Abstract

OBJECTIVE:

To describe the effects of six interventions for menopausal vasomotor symptoms relative to control in a pooled analysis, facilitating translation of the results for clinicians and symptomatic women. The Menopause Strategies: Finding Lasting Answers for Symptoms and Health network tested these interventions in three randomized clinical trials.

METHODS:

An analysis of pooled individual-level data from three randomized clinical trials is presented. Participants were 899 perimenopausal and postmenopausal women with at least 14 bothersome vasomotor symptoms per week. Interventions included 10-20 mg escitalopram per day, nonaerobic yoga, aerobic exercise, 1.8 g per day omega-3 fatty acid supplementation, 0.5 mg low-dose oral 17-beta-estradiol (E2) per day, and 75 mg low-dose venlafaxine XR per day. The main outcome measures were changes from baseline in mean daily vasomotor symptom frequency and bother during 8-12 weeks of treatment. Linear regression models estimated differences in outcomes between each intervention and corresponding control group adjusted for baseline characteristics. Models included trial-specific intercepts, effects of the baseline outcome measure, and time.

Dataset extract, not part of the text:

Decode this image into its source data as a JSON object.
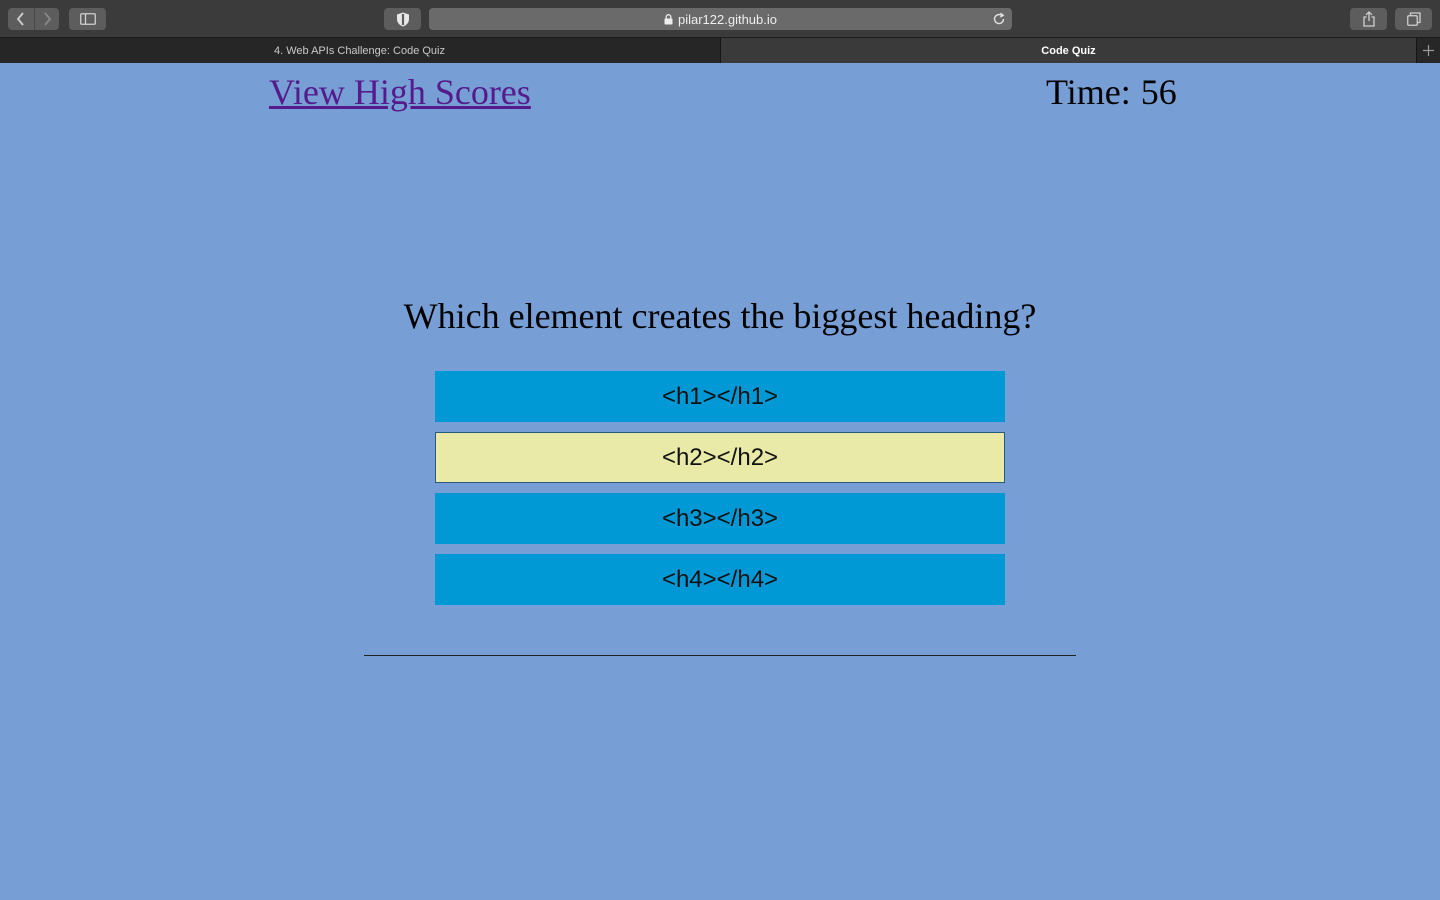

RESULTS:

The 8-week reduction in vasomotor symptom frequency from baseline relative to placebo was similar for escitalopram at -1.4 per day (95% confidence interval [CI] -2.7 to -0.2), low-dose E2 at -2.4 (95% CI -3.4 to -1.3), and venlafaxine at -1.8 (95% CI -2.8 to -0.8); vasomotor symptom bother reduction was minimal and did not vary across these three pharmacologic interventions (mean -0.2 to -0.3 relative to placebo). No effects on vasomotor symptom frequency or bother were seen with aerobic exercise, yoga, or omega-3 supplements.

CONCLUSION:

These analyses suggest that escitalopram, low-dose E2, and venlafaxine provide comparable, modest reductions in vasomotor symptom frequency and bother among women with moderate hot flushes.

CLINICAL TRIAL REGISTRATION:

ClinicalTrials.gov, www.clinicaltrials.gov, NCT00894543 (MsFLASH 01), NCT01178892 (MsFLASH 02), and NCT01418209 (MsFLASH 03).

PMID:
26241433
PMCID:
PMC4526122
DOI:
10.1097/AOG.0000000000000927
[PubMed - indexed for MEDLINE]
Free PMC Article

Publication Types, MeSH Terms, Substances, Secondary Source ID, Grant Support

Publication Types

MeSH Terms

Substances

Secondary Source ID

Grant Support

PubMed Commons home

PubMed Commons

0 comments
How to join PubMed Commons

    Supplemental Content

    Full text links

    Icon for Lippincott Williams & Wilkins Icon for PubMed Central
    Loading ...
    Support Center